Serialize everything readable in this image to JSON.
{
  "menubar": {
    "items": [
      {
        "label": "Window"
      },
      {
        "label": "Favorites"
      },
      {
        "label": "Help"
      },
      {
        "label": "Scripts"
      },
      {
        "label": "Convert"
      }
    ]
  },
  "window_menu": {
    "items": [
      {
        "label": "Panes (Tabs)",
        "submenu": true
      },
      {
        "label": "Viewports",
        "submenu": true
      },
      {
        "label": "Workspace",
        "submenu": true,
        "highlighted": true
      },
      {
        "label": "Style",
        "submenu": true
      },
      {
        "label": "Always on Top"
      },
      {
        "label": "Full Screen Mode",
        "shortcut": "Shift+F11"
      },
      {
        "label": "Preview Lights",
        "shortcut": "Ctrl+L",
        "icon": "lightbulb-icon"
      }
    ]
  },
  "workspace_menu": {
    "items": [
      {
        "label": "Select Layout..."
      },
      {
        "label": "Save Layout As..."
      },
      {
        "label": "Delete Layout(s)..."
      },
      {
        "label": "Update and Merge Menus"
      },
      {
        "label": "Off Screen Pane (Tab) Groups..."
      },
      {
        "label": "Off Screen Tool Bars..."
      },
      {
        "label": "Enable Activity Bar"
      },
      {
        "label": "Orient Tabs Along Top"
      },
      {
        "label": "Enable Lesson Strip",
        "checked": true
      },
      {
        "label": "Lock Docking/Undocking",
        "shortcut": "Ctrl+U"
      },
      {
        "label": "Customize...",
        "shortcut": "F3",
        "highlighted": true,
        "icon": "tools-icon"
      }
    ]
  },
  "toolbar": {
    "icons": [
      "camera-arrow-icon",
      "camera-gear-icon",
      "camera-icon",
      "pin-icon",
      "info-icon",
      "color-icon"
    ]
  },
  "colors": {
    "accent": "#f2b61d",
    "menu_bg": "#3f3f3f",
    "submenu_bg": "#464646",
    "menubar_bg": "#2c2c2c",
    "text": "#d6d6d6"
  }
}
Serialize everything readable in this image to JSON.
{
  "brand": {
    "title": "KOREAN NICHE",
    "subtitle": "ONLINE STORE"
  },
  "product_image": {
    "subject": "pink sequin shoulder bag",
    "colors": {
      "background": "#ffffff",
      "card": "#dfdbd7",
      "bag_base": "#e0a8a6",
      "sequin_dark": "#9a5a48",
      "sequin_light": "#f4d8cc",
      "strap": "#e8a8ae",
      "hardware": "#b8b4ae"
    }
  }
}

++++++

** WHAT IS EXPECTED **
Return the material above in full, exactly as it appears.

** OUTPUT BELOW **
Serialize everything readable in this image to JSON.
{
  "menubar": {
    "items": [
      {
        "label": "Window"
      },
      {
        "label": "Favorites"
      },
      {
        "label": "Help"
      },
      {
        "label": "Scripts"
      },
      {
        "label": "Convert"
      }
    ]
  },
  "window_menu": {
    "items": [
      {
        "label": "Panes (Tabs)",
        "submenu": true
      },
      {
        "label": "Viewports",
        "submenu": true
      },
      {
        "label": "Workspace",
        "submenu": true,
        "highlighted": true
      },
      {
        "label": "Style",
        "submenu": true
      },
      {
        "label": "Always on Top"
      },
      {
        "label": "Full Screen Mode",
        "shortcut": "Shift+F11"
      },
      {
        "label": "Preview Lights",
        "shortcut": "Ctrl+L",
        "icon": "lightbulb-icon"
      }
    ]
  },
  "workspace_menu": {
    "items": [
      {
        "label": "Select Layout..."
      },
      {
        "label": "Save Layout As..."
      },
      {
        "label": "Delete Layout(s)..."
      },
      {
        "label": "Update and Merge Menus"
      },
      {
        "label": "Off Screen Pane (Tab) Groups..."
      },
      {
        "label": "Off Screen Tool Bars..."
      },
      {
        "label": "Enable Activity Bar"
      },
      {
        "label": "Orient Tabs Along Top"
      },
      {
        "label": "Enable Lesson Strip",
        "checked": true
      },
      {
        "label": "Lock Docking/Undocking",
        "shortcut": "Ctrl+U"
      },
      {
        "label": "Customize...",
        "shortcut": "F3",
        "highlighted": true,
        "icon": "tools-icon"
      }
    ]
  },
  "toolbar": {
    "icons": [
      "camera-arrow-icon",
      "camera-gear-icon",
      "camera-icon",
      "pin-icon",
      "info-icon",
      "color-icon"
    ]
  },
  "colors": {
    "accent": "#f2b61d",
    "menu_bg": "#3f3f3f",
    "submenu_bg": "#464646",
    "menubar_bg": "#2c2c2c",
    "text": "#d6d6d6"
  }
}
Serialize everything readable in this image to JSON.
{
  "brand": {
    "title": "KOREAN NICHE",
    "subtitle": "ONLINE STORE"
  },
  "product_image": {
    "subject": "pink sequin shoulder bag",
    "colors": {
      "background": "#ffffff",
      "card": "#dfdbd7",
      "bag_base": "#e0a8a6",
      "sequin_dark": "#9a5a48",
      "sequin_light": "#f4d8cc",
      "strap": "#e8a8ae",
      "hardware": "#b8b4ae"
    }
  }
}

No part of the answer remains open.